By Kevin Stoda
On a day when the local papers were all carrying headlines, such as a “Third Kuwaiti Carries out Suicide Attack in Iraq”, another much smaller headline on the front page of the ARAB TIMES stated, “Kuwaitis, US Troops in Road Rage”.
Such was the news of the day Wednesday May 7, 2008 in Kuwait, five years after George W. Bush had told Americans that the mission in the Gulf was accomplished.
From an editorial perspective, one has to asked why these two articles are lumped together under the same banner?
The major story failed to indicate that there are problems of alienation in Kuwait society which are making it ripe for the pickings of Al-Qaeda and other supposedly religious war-makers.
The second story was about belligerent and arrogant US soldiers driving on the streets of Kuwait, claiming they were above the law.
THIRD KUWAITI SUICIDE BOMBER IN A MONTH=ALIENATION
The announcement this week that once again a male Kuwaiti in his 30s had left his family to commit suicide in an attack in Iraq followed last week's reports of two other Kuwaitis having done the same thing.

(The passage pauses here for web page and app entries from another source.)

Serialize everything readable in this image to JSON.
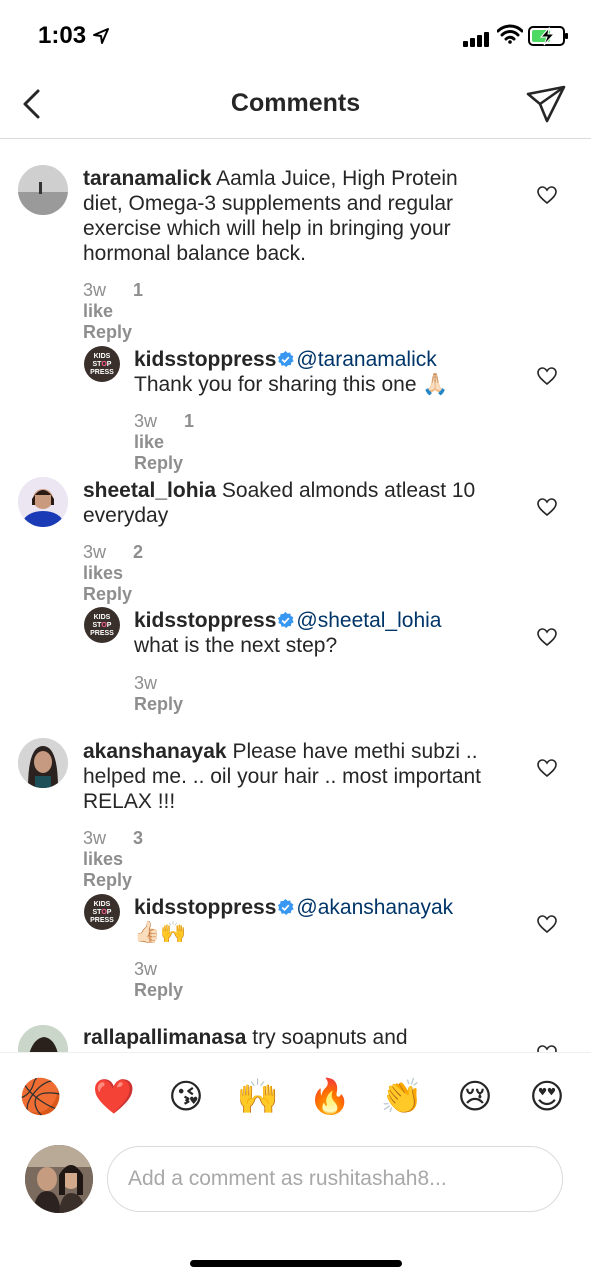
{
  "status_bar": {
    "time": "1:03"
  },
  "header": {
    "title": "Comments"
  },
  "comments": [
    {
      "kind": "top",
      "username": "taranamalick",
      "text": "Aamla Juice, High Protein diet, Omega-3 supplements and regular exercise which will help in bringing your hormonal balance back.",
      "time": "3w",
      "likes": "1 like",
      "reply": "Reply"
    },
    {
      "kind": "reply",
      "username": "kidsstoppress",
      "mention": "@taranamalick",
      "text": "Thank you for sharing this one 🙏🏻",
      "time": "3w",
      "likes": "1 like",
      "reply": "Reply"
    },
    {
      "kind": "top",
      "username": "sheetal_lohia",
      "text": "Soaked almonds atleast 10 everyday",
      "time": "3w",
      "likes": "2 likes",
      "reply": "Reply"
    },
    {
      "kind": "reply",
      "username": "kidsstoppress",
      "mention": "@sheetal_lohia",
      "text": "what is the next step?",
      "time": "3w",
      "reply": "Reply"
    },
    {
      "kind": "top",
      "username": "akanshanayak",
      "text": "Please have methi subzi .. helped me. .. oil your hair .. most important RELAX !!!",
      "time": "3w",
      "likes": "3 likes",
      "reply": "Reply"
    },
    {
      "kind": "reply",
      "username": "kidsstoppress",
      "mention": "@akanshanayak",
      "text": "👍🏻🙌",
      "time": "3w",
      "reply": "Reply"
    },
    {
      "kind": "top",
      "username": "rallapallimanasa",
      "text": "try soapnuts and"
    }
  ],
  "brand_avatar": {
    "line1": "KIDS",
    "line2a": "ST",
    "line2b": "O",
    "line2c": "P",
    "line3": "PRESS"
  },
  "emoji_bar": [
    "🏀",
    "❤️",
    "😘",
    "🙌",
    "🔥",
    "👏",
    "😢",
    "😍"
  ],
  "composer": {
    "placeholder": "Add a comment as rushitashah8..."
  },
  "colors": {
    "mention": "#003569",
    "verified": "#3897f0",
    "meta": "#8e8e8e",
    "battery": "#4cd964"
  }
}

The suicide killer who came to the fore in the May 7 newspapers of Kuwait was Bader Al-Harbi. Unlike the other two Kuwaiti suicide bombers in April, Al-Harbi had never been imprisoned in Guantanamo Bay.
However, Al-Harbi had been in Afghanistan recently, but upon his return to Kuwait, authorities had arrested him. Then, a short time later, police decided to release him.
Al-Harbi then quickly escaped Kuwait and made his way to Syria with the help of others—ostensibly with some other Kuwaitis’ help.
Al-Harbi’s family claimed that he had told them that he was on a visit to Mecca in Saudi Arabia when news of his death arrived via a call from Iraq a few days ago. The caller had announced that Al-Harbi was a martyr.
The idea of taking part in a suicide bombing in Iraq is generally so far from the daily or public experience of life in Kuwait—where mall shopping and fast cars dominate the day—that every single one of the 3 million people living in this Gulf country needs to pause and reflect on the whys and hows of the recent spate of suicide bombings carried out in Iraq.
This is because, unlike more radicalized regions of the Gulf, Asia, and Africa moderate Islam still dominates in Kuwait. That is, no imams are found shouting out for volunteers to commit suicide. Moreover, as is often stated here: suicide is not permitted in Islam.
Investigations and arrests have begun in Kuwait on what sort of recruiting ring has been active here, but Kuwaiti politicians and the public must do some soul searching as to why these men (with wives and children) would do such a thing.
Are the social, economic, and political options for individuals in Kuwait society so small that many young men are so extremely alienated and adrift that they become prey to recruiters promising them release from their worldly misery through hope in some act of terror?